WHAT THIS TASK INVOLVES = Whenever a line in the data contains "false", show that line.

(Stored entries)

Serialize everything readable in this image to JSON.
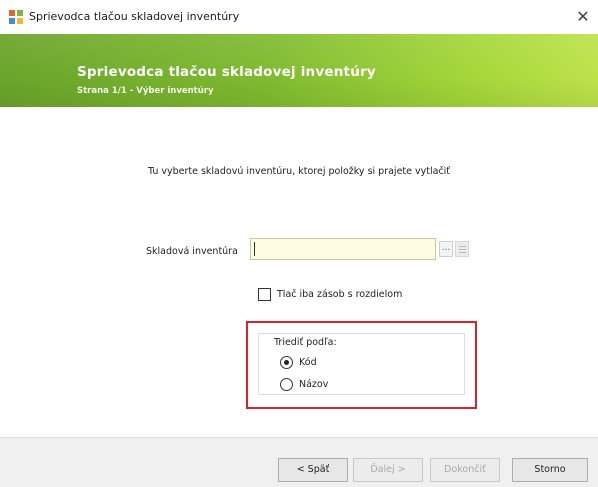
{
  "window": {
    "title": "Sprievodca tlačou skladovej inventúry",
    "close_glyph": "✕"
  },
  "header": {
    "title": "Sprievodca tlačou skladovej inventúry",
    "subtitle": "Strana 1/1 - Výber inventúry",
    "gradient_colors": [
      "#6aa42a",
      "#7fbb30",
      "#a6d73a",
      "#bde24a"
    ]
  },
  "content": {
    "instruction": "Tu vyberte skladovú inventúru, ktorej položky si prajete vytlačiť",
    "inventory_field": {
      "label": "Skladová inventúra",
      "value": "",
      "browse_label": "...",
      "browse_icon": "ellipsis-icon",
      "clear_icon": "clear-icon"
    },
    "only_difference_checkbox": {
      "label": "Tlač iba zásob s rozdielom",
      "checked": false
    },
    "sort_group": {
      "legend": "Triediť podľa:",
      "options": [
        {
          "label": "Kód",
          "selected": true
        },
        {
          "label": "Názov",
          "selected": false
        }
      ],
      "highlight_color": "#d8222c"
    }
  },
  "footer": {
    "back_label": "< Späť",
    "next_label": "Ďalej >",
    "finish_label": "Dokončiť",
    "cancel_label": "Storno",
    "next_enabled": false,
    "finish_enabled": false
  }
}
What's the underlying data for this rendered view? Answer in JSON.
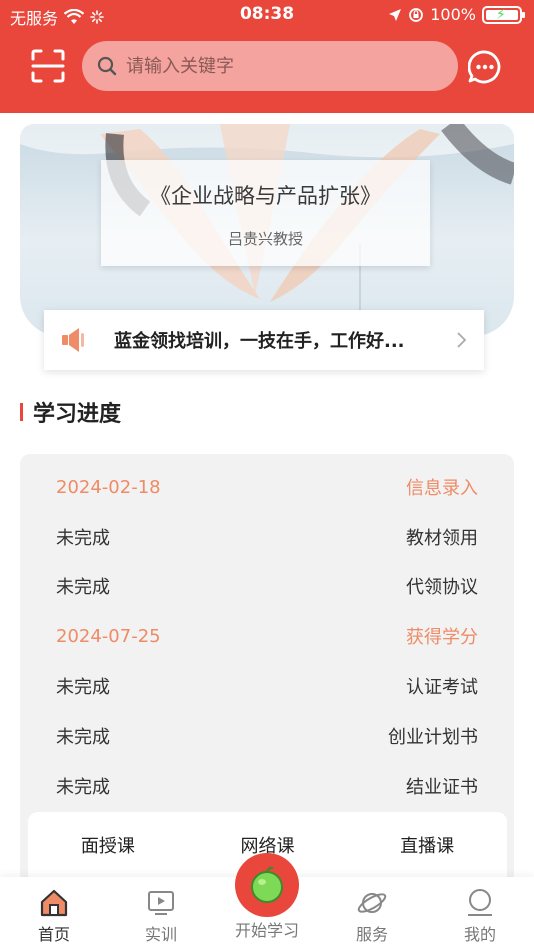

RESPONSE TO THE TASK =
      "checked": false
          "selected": false
    "next_enabled": false,
    "finish_enabled": false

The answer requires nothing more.